Uber announced a $300 million partnership with Volvo in August. The company has said it partnered with Volvo because of the brand's reputation for safety and high quality.

Uber said it paused its mapping and data collection operations in San Francisco and its passenger pilots in Pittsburgh and Tempe to better understand what happened in the crash. The company did not go into further detail.

Raj Rajkumar, a leading researcher in self-driving cars at Carnegie Mellon University, said enabling autonomous vehicles to take evasive maneuvers to avoid crashes is something that is being studied. But it is easier said than done.

“We as humans use common sense and logic to deal with things as they arise. Computer software only executes pre-programmed instructions, and the programmer must have accounted for all possibilities that may arise in practice,” Rajkumar wrote to the Tribune-Review. “It is not easy to pre-program what the self-driving vehicle should have done under all possible misbehaviors of other vehicles.”

Uber has been testing self-driving cars in Pittsburgh since May. The company started offering customers rides in its fleet in September. A safety driver sits behind the wheel and can take control of the car if needed. A technician sits in the passenger seat to monitor the car's performance.

Reporter Bob Bauder contributed to this story.

TribLIVE commenting policy

You are solely responsible for your comments and by using TribLive.com you agree to our Terms of Service.

We moderate comments. Our goal is to provide substantive commentary for a general readership. By screening submissions, we provide a space where readers can share intelligent and informed commentary that enhances the quality of our news and information.

While most comments will be posted if they are on-topic and not abusive, moderating decisions are subjective.
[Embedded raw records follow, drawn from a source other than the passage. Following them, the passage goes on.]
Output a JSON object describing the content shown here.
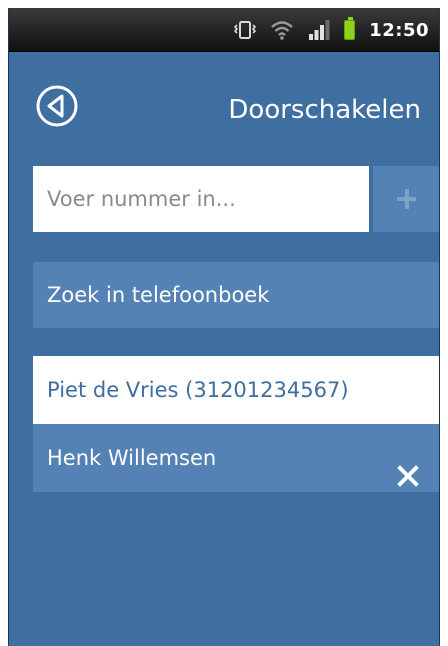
{
  "status_bar": {
    "time": "12:50",
    "icons": [
      "vibrate-icon",
      "wifi-icon",
      "signal-icon",
      "battery-icon"
    ]
  },
  "header": {
    "title": "Doorschakelen",
    "back_icon": "back-arrow-circle-icon"
  },
  "number_input": {
    "placeholder": "Voer nummer in...",
    "value": "",
    "add_icon": "plus-icon"
  },
  "phonebook_button": {
    "label": "Zoek in telefoonboek"
  },
  "contacts": [
    {
      "label": "Piet de Vries (31201234567)",
      "selected": true
    },
    {
      "label": "Henk Willemsen",
      "selected": false,
      "action_icon": "close-icon"
    }
  ],
  "colors": {
    "background": "#3f6ea0",
    "button": "#5482b4",
    "selected_item_bg": "#ffffff",
    "selected_item_text": "#3f6ea0",
    "battery": "#8fd11a"
  }
}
We will make them as carefully and consistently as we can. Because of the volume of reader comments, we cannot review individual moderation decisions with readers.

We value thoughtful comments representing a range of views that make their point quickly and politely. We make an effort to protect discussions from repeated comments either by the same reader or different readers

We follow the same standards for taste as the daily newspaper. A few things we won't tolerate: personal attacks, obscenity, vulgarity, profanity (including expletives and letters followed by dashes), commercial promotion, impersonations, incoherence, proselytizing and SHOUTING. Don't include URLs to Web sites.

We do not edit comments. They are either approved or deleted. We reserve the right to edit a comment that is quoted or excerpted in an article. In this case, we may fix spelling and punctuation.

We welcome strong opinions and criticism of our work, but we don't want comments to become bogged down with discussions of our policies and we will moderate accordingly.

We appreciate it when readers and people quoted in articles or blog posts point out errors of fact or emphasis and will investigate all assertions. But these suggestions should be sent via e-mail. To avoid distracting other readers, we won't publish comments that suggest a correction. Instead, corrections will be made in a blog post or in an article.